Insulin glulisine (Apidra) is the third ultra-short-acting insulin analogue listed on the PBS, the others being insulin lispro and insulin aspart (see Table 1). The PBAC agreed that insulin glulisine was no less effective than insulin lispro at reducing HbA1c levels in people with type 1 and type 2 diabetes.1

The safety and efficacy of insulin glulisine has not been established in children (≤ 12 years) or in pregnant women.2 As such, prescribers should continue to use other rapid-acting insulin analogues for these patients.

Like other ultra-short-acting insulins, insulin glulisine is a clear solution injected subcutaneously immediately before meals. One unit of insulin glulisine is equivalent to one unit of insulin lispro. Carefully monitor blood glucose levels and concomitant medication if switching a patient between different types or brands of insulin.

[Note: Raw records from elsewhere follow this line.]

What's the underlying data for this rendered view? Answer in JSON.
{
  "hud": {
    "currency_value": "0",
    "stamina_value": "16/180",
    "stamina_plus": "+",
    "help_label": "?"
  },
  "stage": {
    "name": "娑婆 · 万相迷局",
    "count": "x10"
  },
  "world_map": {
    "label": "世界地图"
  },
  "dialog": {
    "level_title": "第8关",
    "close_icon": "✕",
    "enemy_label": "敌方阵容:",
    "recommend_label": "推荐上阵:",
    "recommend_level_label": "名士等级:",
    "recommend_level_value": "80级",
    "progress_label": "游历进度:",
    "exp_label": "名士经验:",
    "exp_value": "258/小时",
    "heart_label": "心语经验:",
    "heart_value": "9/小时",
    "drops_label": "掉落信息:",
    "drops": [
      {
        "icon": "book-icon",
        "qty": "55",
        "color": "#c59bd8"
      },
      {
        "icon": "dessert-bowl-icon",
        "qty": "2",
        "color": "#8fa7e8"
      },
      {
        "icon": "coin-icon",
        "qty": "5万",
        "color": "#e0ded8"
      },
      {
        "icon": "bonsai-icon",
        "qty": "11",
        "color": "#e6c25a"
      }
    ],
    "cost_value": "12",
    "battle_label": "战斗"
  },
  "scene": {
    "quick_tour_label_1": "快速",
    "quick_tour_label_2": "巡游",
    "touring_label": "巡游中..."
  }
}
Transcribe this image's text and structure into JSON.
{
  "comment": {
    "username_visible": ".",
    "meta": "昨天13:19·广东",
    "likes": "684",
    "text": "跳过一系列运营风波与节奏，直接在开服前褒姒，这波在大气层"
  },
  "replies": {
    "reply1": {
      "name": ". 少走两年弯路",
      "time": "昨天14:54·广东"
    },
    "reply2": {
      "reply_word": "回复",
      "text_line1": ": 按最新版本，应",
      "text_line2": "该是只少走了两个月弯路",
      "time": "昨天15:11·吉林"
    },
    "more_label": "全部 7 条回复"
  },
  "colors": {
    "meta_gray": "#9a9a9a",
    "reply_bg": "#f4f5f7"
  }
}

Table 1 Pharmacokinetic profiles of non-mixed insulins available in Australia*
Insulin type Onset of action Peak action Duration of action
Ultra-short acting
insulin lispro (Humalog)
aspart (Novorapid)
15 minutes 1 hour 4–5 hours
insulin glulisine (Apidra)†
15 minutes
~ 1 hour
4 hours
Short acting
neutral (Actrapid/Humulin R/Hypurin Neutral) 30 minutes 2–3 hours 6–8 hours
Long acting
non-mixed (Humulin NPH/Protaphane/Hypurin Isophane) 1–2.5 hours 4–12 hours 16–24 hours
insulin detemir (Levemir) 3–4 hours 9 hours 12–20 hours
insulin glargine (Lantus) 1–2 hours No peak 24 hours
* Adapted from Australian Medicines Handbook3
† Source: Dailey G (2006)4